Available records: Begin

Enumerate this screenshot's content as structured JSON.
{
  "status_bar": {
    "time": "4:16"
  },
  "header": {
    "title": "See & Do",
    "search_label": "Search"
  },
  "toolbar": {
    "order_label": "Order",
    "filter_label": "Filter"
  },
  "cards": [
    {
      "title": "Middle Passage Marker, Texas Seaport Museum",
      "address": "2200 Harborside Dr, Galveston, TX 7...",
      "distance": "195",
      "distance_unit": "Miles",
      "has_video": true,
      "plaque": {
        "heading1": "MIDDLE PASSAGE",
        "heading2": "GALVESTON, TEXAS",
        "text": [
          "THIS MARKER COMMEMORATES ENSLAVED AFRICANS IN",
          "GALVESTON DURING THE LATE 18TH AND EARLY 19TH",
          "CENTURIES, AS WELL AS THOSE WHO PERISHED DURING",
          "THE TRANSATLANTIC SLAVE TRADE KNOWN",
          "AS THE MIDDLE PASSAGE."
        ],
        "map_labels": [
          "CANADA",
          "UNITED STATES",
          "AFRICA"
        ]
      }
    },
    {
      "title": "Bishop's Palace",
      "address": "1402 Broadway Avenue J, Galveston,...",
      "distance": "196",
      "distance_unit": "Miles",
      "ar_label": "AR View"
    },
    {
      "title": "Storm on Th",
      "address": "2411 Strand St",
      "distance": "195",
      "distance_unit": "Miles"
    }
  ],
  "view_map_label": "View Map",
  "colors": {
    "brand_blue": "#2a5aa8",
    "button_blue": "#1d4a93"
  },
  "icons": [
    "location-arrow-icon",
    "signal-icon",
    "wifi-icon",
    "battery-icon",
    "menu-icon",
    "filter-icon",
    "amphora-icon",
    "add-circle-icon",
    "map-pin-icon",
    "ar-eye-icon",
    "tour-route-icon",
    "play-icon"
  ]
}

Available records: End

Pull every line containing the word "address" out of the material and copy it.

      "address": "2200 Harborside Dr, Galveston, TX 7...",
      "address": "1402 Broadway Avenue J, Galveston,...",
      "address": "2411 Strand St",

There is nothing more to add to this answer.